The video for “Angels” features Chance literally flying around Chicago like a superhero, “cleaning up the streets” so his “daughter can have a place to play.” I imagine this is what it would have looked like if Barrett had Internet access in 1971. The birth of Chance’s daughter seems to have triggered a certain maturity and level-headedness that allows him to be a representative of his community — the type of “famous rapper” that brags about having the same phone number since seventh grade. He shows a shocking amount of self-awareness, even “threatening” to make music with Chief Keef. He’s comfortably the biggest independent artist in hip hop right now. He can do what he wants.
Part of what makes Coloring Book such a special album is it’s exactly what Chance intended to make; there are no gimmicky Drake features or product placements. As the music industry (and specifically hip-hop culture) become increasingly corporate and gentrified, songs like “No Problem” celebrate the possibilities of authentic, independent music: “If one more label try to stop me, it’s gon be some dreadhead n****s in ya lobby.” 2 Chainz and Lil Wayne also make notable appearances on the back of their Collegrove collaboration. Tity Boi delivers his inevitably hilarious verse, channeling the Most High by being just plain high (“Man I’m so high, me and God dappin”). The whole song is driven by frenzied gospel samples, sliced and mixed unpredictably without ever settling in place.
Chance has a knack for weaving between heavy and playful topics, and this is what makes him more of an MC than a pastor. Earlier this year, he signed a petition to have free music considered for the Grammys, and on Coloring Book he’s dedicated an entire track to mixtapes: a sacred, and — more importantly — free outlet for listening to some genre-defining projects. This one’s for the fans who have ruined perfectly good computers by digging too deep on Datpiff. Mixtape-god Young Thug and fellow Atlanta weirdo Lil Yachty trade verses, while Chance showcases his lyrical dexterity with a surprising triplet flow. “Mixtape” and other album cuts like “All Night” are nice breaks from the intermittent sermons, showing Chance can make “hits” when he feels like it.

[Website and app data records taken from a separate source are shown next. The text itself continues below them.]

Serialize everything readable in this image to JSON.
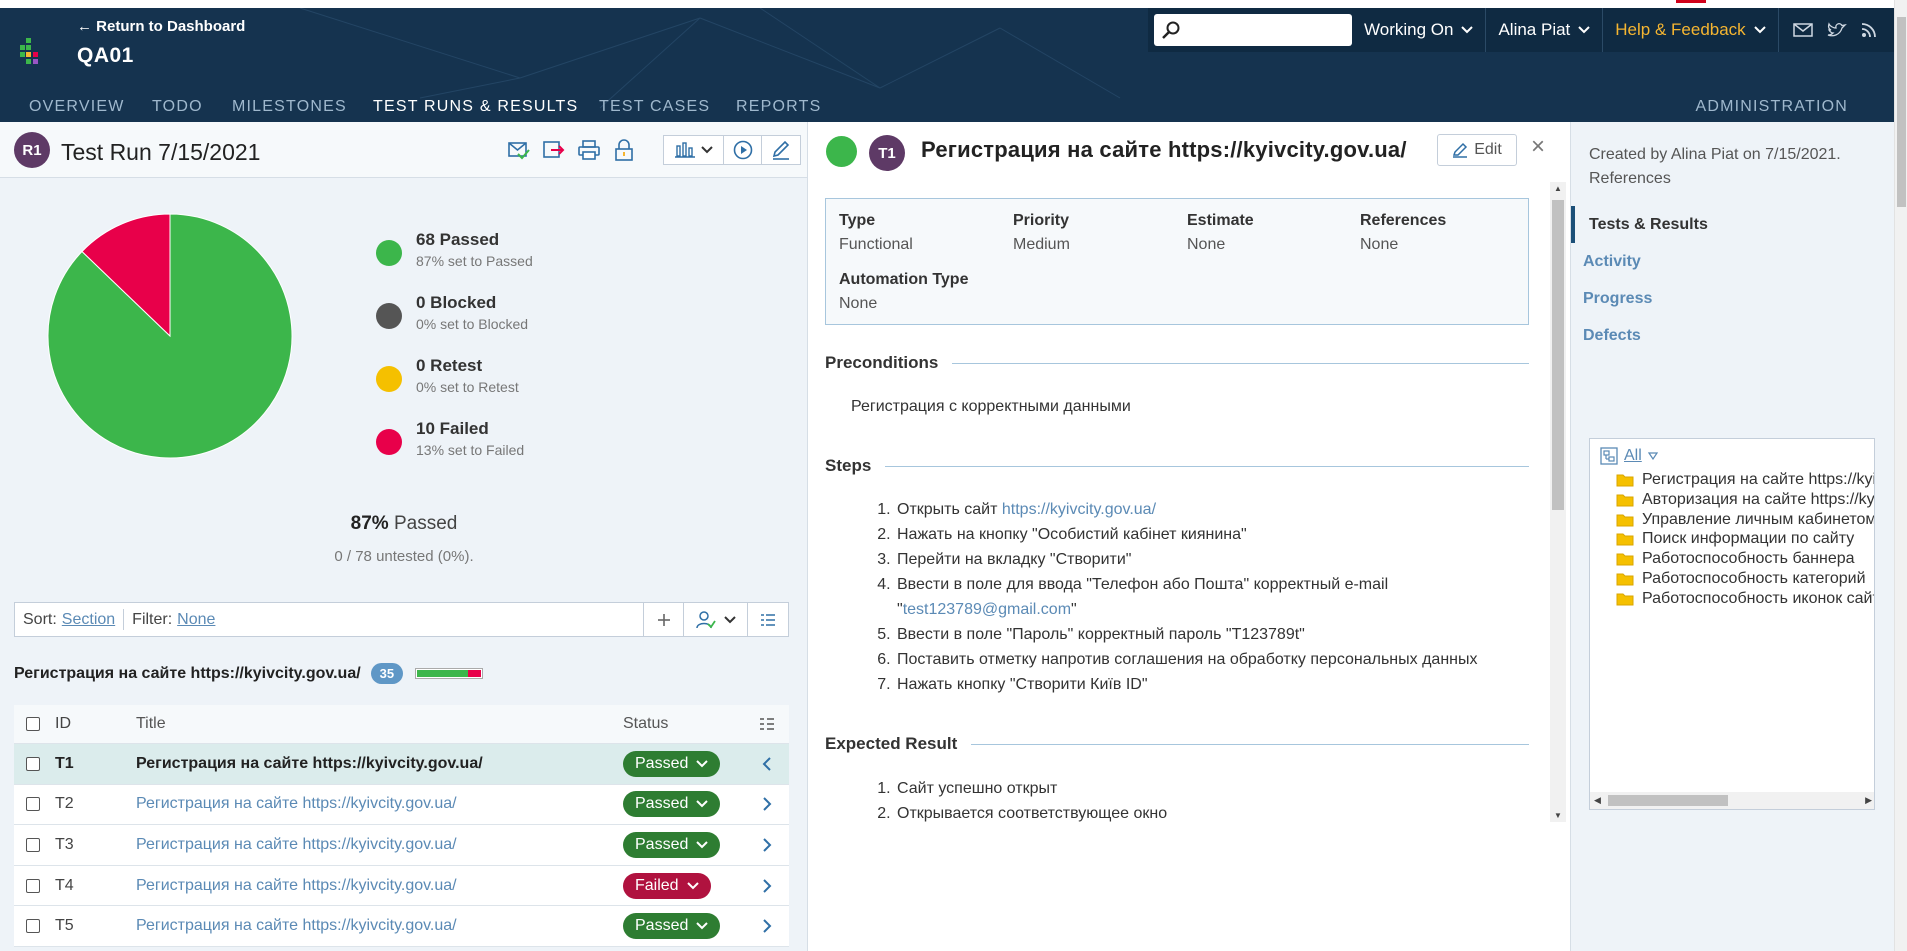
{
  "header": {
    "return_link": "← Return to Dashboard",
    "project": "QA01",
    "search_placeholder": "",
    "working_on": "Working On",
    "user": "Alina Piat",
    "help": "Help & Feedback",
    "colors": {
      "bar": "#15334f",
      "help": "#f5b531"
    }
  },
  "tabs": [
    {
      "label": "OVERVIEW"
    },
    {
      "label": "TODO"
    },
    {
      "label": "MILESTONES"
    },
    {
      "label": "TEST RUNS & RESULTS"
    },
    {
      "label": "TEST CASES"
    },
    {
      "label": "REPORTS"
    }
  ],
  "administration": "ADMINISTRATION",
  "run": {
    "badge": "R1",
    "title": "Test Run 7/15/2021"
  },
  "stats": {
    "passed_count": 68,
    "failed_count": 10,
    "legend": [
      {
        "label": "68 Passed",
        "sub": "87% set to Passed",
        "color": "#3cb64b"
      },
      {
        "label": "0 Blocked",
        "sub": "0% set to Blocked",
        "color": "#555555"
      },
      {
        "label": "0 Retest",
        "sub": "0% set to Retest",
        "color": "#f5c000"
      },
      {
        "label": "10 Failed",
        "sub": "13% set to Failed",
        "color": "#e8004a"
      }
    ],
    "percent_value": "87%",
    "percent_label": "Passed",
    "untested": "0 / 78 untested (0%)."
  },
  "sortbar": {
    "sort_label": "Sort:",
    "sort_value": "Section",
    "filter_label": "Filter:",
    "filter_value": "None"
  },
  "section": {
    "title": "Регистрация на сайте https://kyivcity.gov.ua/",
    "count": "35",
    "passed_fraction": 0.8
  },
  "table": {
    "headers": {
      "id": "ID",
      "title": "Title",
      "status": "Status"
    },
    "rows": [
      {
        "id": "T1",
        "title": "Регистрация на сайте https://kyivcity.gov.ua/",
        "status": "Passed"
      },
      {
        "id": "T2",
        "title": "Регистрация на сайте https://kyivcity.gov.ua/",
        "status": "Passed"
      },
      {
        "id": "T3",
        "title": "Регистрация на сайте https://kyivcity.gov.ua/",
        "status": "Passed"
      },
      {
        "id": "T4",
        "title": "Регистрация на сайте https://kyivcity.gov.ua/",
        "status": "Failed"
      },
      {
        "id": "T5",
        "title": "Регистрация на сайте https://kyivcity.gov.ua/",
        "status": "Passed"
      }
    ],
    "status_colors": {
      "Passed": "#2e7d32",
      "Failed": "#b0123f"
    }
  },
  "case": {
    "badge": "T1",
    "title": "Регистрация на сайте https://kyivcity.gov.ua/",
    "edit": "Edit",
    "close": "×",
    "fields": {
      "type_k": "Type",
      "type_v": "Functional",
      "priority_k": "Priority",
      "priority_v": "Medium",
      "estimate_k": "Estimate",
      "estimate_v": "None",
      "references_k": "References",
      "references_v": "None",
      "automation_k": "Automation Type",
      "automation_v": "None"
    },
    "preconditions_head": "Preconditions",
    "preconditions": "Регистрация с корректными данными",
    "steps_head": "Steps",
    "step1_text": "Открыть сайт ",
    "step1_link": "https://kyivcity.gov.ua/",
    "step2": "Нажать на кнопку \"Особистий кабінет киянина\"",
    "step3": "Перейти на вкладку \"Створити\"",
    "step4_line1": "Ввести в поле для ввода \"Телефон або Пошта\" корректный e-mail",
    "step4_q1": "\"",
    "step4_email": "test123789@gmail.com",
    "step4_q2": "\"",
    "step5": "Ввести в поле \"Пароль\" корректный пароль \"T123789t\"",
    "step6": "Поставить отметку напротив соглашения на обработку персональных данных",
    "step7": "Нажать кнопку \"Створити Київ ID\"",
    "expected_head": "Expected Result",
    "expected": [
      "Сайт успешно открыт",
      "Открывается соответствующее окно"
    ]
  },
  "right": {
    "created": "Created by Alina Piat on 7/15/2021.",
    "references": "References",
    "nav": [
      "Tests & Results",
      "Activity",
      "Progress",
      "Defects"
    ],
    "tree_filter": "All",
    "tree_items": [
      "Регистрация на сайте https://kyivcity.gov.ua/",
      "Авторизация на сайте https://kyivcity.gov.ua/",
      "Управление личным кабинетом",
      "Поиск информации по сайту",
      "Работоспособность баннера",
      "Работоспособность категорий",
      "Работоспособность иконок сайта"
    ]
  }
}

Much of the early dialogue surrounding the album has been characterized by a disdain for the religious cuts and an adoration of the more accessible tracks. Most hip-hop heads probably scoffed when they saw the track title “Blessings” was important enough to appear twice on the same album; I can only imagine how many eyes rolled when “How Great” kicked off with 3 straight minutes of isolated choir vocals.
It feels like the profession of being an artist can be reduced to letting the world in on your personal development. Some overcome their adversities and impart elation onto listeners through music, and others let us wallow with them in the misery of defeat. It doesn’t matter if you attribute the peaks and troughs of your life to a higher power, your own series of calculated decisions or plain old luck. If music is to be our soundtrack, through its ups and downs, Coloring Book is a reminder that shit is going to be alright, regardless of your personal belief system. Isn’t that something we’d all like to believe in?